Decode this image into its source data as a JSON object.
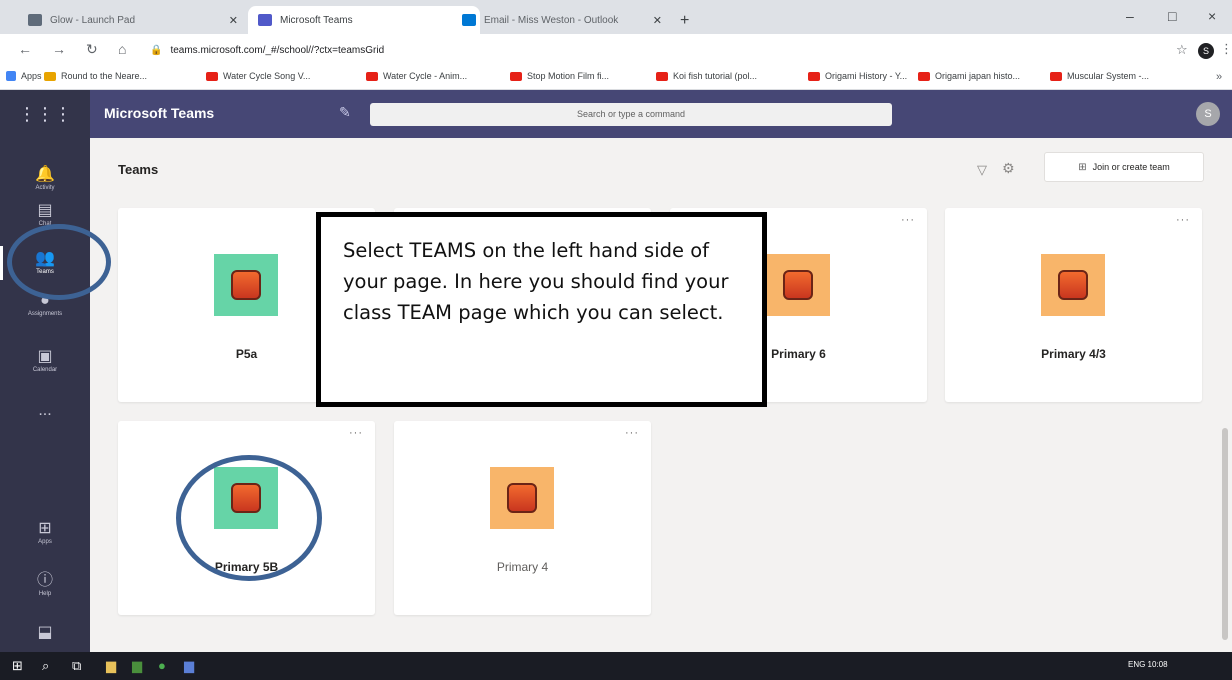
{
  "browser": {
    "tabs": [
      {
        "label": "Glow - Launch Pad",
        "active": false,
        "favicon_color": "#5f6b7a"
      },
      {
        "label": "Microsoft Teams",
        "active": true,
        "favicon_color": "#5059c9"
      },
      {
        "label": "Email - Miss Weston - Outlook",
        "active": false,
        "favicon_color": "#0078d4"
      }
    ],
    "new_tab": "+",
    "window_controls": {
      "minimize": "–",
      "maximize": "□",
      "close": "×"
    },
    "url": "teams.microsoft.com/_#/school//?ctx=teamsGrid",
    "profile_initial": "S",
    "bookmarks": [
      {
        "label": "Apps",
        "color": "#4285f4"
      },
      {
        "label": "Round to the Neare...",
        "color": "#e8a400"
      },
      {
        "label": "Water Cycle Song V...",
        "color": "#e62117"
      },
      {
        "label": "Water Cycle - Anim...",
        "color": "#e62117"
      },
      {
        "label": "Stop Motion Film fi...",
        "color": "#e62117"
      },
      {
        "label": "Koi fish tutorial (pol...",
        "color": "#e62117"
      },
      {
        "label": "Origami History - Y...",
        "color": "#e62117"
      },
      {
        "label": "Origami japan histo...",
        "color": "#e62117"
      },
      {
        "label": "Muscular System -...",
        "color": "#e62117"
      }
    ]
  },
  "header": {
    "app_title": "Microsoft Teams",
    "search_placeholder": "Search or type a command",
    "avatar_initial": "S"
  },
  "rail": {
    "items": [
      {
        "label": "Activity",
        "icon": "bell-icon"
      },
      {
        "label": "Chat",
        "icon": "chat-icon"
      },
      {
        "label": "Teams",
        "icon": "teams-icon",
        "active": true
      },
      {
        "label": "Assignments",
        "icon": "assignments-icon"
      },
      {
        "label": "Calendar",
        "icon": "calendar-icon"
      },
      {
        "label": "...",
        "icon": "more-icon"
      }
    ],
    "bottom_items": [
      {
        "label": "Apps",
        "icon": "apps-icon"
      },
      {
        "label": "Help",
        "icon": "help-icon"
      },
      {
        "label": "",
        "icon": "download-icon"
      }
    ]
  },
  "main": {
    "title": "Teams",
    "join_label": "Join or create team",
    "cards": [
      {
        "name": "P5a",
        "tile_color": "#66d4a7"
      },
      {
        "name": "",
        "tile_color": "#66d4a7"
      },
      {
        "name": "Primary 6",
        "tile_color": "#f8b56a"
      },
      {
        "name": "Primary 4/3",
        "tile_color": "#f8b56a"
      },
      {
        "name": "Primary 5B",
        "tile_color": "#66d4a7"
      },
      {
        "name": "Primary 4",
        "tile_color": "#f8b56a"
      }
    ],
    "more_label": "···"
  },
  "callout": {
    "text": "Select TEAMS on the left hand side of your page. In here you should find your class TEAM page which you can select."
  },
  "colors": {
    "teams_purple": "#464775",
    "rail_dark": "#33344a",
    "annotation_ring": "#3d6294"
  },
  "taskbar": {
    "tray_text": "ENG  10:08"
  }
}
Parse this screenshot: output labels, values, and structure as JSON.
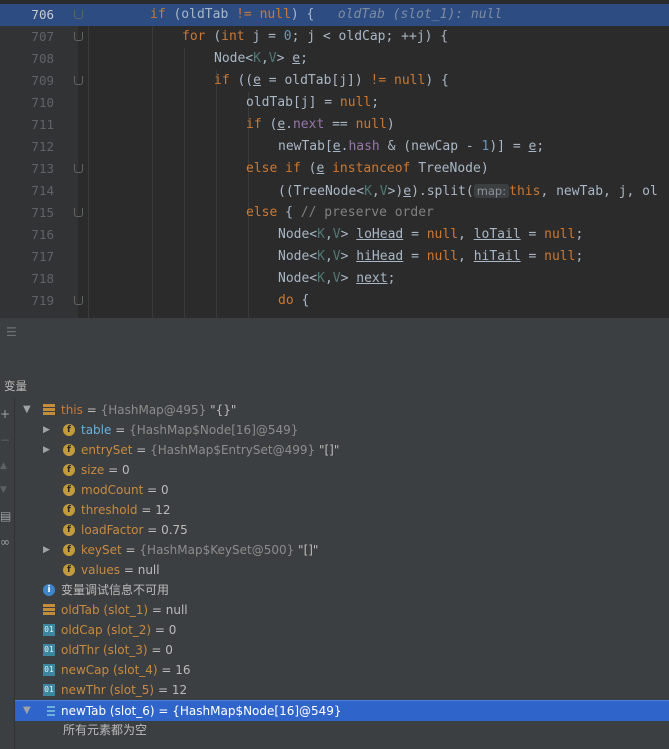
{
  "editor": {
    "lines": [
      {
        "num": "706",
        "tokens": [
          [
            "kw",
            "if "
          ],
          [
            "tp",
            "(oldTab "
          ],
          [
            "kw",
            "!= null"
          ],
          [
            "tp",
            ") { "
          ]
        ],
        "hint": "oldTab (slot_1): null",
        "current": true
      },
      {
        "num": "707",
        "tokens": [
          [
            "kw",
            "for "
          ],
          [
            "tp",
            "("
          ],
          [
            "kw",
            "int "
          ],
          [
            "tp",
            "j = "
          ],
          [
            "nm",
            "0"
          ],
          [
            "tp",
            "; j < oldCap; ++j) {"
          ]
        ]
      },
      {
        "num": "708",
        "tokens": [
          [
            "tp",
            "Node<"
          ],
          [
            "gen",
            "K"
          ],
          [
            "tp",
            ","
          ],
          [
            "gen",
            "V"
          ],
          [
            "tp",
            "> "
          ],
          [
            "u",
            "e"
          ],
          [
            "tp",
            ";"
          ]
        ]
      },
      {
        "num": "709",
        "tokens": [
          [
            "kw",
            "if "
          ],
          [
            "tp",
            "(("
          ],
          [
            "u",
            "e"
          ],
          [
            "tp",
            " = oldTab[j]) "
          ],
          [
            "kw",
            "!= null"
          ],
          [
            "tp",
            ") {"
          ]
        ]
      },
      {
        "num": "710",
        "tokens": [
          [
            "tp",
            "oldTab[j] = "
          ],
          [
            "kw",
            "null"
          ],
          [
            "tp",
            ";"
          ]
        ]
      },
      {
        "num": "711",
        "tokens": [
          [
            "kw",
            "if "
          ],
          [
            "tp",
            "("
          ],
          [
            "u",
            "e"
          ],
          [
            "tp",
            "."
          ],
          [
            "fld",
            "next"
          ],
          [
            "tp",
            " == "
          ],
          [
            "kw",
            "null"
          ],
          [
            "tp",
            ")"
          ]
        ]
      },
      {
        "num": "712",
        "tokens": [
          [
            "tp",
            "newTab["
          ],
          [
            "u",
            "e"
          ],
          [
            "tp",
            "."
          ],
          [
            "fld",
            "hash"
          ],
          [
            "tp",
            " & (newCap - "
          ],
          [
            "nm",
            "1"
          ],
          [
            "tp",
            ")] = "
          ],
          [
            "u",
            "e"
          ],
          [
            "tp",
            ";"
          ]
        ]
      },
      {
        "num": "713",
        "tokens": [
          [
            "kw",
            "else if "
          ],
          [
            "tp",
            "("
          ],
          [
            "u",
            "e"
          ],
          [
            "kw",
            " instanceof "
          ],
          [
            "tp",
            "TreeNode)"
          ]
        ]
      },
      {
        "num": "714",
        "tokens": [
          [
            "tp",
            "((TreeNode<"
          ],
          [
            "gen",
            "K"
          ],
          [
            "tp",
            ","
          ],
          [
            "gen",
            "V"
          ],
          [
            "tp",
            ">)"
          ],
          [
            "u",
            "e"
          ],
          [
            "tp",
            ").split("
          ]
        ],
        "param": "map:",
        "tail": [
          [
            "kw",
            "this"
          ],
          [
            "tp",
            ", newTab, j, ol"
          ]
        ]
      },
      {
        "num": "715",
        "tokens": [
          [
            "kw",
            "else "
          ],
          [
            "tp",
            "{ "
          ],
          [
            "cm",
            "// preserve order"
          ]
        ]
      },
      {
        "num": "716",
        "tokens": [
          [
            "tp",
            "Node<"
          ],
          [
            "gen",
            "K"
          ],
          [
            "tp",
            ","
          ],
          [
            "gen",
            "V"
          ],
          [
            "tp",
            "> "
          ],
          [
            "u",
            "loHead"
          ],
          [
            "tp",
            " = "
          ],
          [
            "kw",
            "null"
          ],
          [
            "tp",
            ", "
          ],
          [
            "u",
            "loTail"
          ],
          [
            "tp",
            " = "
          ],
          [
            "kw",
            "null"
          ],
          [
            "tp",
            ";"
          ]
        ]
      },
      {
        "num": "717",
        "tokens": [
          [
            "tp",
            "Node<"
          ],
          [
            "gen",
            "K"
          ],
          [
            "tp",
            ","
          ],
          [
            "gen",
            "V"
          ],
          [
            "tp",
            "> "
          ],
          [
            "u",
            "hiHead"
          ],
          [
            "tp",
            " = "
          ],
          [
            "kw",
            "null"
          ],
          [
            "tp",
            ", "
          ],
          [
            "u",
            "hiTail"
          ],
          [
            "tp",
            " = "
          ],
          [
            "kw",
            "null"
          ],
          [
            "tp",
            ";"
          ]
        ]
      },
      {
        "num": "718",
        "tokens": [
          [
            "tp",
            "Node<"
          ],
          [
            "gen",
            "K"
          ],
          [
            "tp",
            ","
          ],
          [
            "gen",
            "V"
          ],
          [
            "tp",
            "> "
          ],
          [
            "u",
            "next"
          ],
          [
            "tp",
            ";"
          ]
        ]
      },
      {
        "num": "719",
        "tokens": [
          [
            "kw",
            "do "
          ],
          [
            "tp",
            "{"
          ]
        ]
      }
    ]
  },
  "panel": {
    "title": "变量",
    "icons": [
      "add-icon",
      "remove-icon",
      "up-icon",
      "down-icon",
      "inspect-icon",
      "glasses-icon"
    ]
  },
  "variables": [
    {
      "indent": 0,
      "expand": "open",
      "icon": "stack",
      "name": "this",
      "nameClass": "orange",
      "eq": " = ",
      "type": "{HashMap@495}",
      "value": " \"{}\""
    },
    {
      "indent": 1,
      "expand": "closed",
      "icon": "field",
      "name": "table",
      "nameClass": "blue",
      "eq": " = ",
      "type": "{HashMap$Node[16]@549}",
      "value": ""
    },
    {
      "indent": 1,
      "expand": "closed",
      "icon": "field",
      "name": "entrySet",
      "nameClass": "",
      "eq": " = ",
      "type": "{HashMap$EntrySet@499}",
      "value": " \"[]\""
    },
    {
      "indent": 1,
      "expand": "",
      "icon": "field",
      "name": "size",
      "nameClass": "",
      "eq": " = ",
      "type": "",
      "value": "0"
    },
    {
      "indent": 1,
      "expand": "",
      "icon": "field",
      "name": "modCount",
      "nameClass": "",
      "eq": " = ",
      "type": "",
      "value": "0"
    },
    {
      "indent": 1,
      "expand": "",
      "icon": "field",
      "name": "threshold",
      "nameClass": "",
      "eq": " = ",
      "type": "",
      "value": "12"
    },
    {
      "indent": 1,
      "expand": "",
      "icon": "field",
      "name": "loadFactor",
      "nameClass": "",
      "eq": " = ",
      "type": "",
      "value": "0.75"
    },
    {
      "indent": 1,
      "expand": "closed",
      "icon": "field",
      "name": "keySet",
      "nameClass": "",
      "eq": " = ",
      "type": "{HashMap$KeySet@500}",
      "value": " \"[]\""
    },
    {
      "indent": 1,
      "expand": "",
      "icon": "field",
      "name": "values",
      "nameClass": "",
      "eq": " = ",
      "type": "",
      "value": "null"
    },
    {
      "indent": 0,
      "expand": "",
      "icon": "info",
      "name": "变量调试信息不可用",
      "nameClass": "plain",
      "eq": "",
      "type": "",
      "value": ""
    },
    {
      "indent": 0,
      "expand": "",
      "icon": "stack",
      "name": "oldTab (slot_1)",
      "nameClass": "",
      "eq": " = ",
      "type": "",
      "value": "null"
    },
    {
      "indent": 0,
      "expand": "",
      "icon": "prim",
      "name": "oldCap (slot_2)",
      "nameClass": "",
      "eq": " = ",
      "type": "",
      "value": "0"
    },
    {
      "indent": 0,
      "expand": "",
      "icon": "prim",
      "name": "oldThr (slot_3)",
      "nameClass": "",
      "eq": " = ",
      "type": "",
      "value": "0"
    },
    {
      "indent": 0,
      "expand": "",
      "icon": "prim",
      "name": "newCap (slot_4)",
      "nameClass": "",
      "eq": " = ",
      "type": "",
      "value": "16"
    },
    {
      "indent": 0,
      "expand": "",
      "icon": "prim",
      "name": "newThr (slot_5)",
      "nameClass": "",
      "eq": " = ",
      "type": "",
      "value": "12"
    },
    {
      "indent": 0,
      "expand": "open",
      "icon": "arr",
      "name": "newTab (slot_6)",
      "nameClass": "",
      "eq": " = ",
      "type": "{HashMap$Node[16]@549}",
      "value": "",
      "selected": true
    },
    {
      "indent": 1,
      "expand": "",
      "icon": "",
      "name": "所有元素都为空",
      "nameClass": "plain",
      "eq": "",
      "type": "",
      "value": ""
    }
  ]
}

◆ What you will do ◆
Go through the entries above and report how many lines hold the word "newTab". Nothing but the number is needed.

◆ Solution ◆
3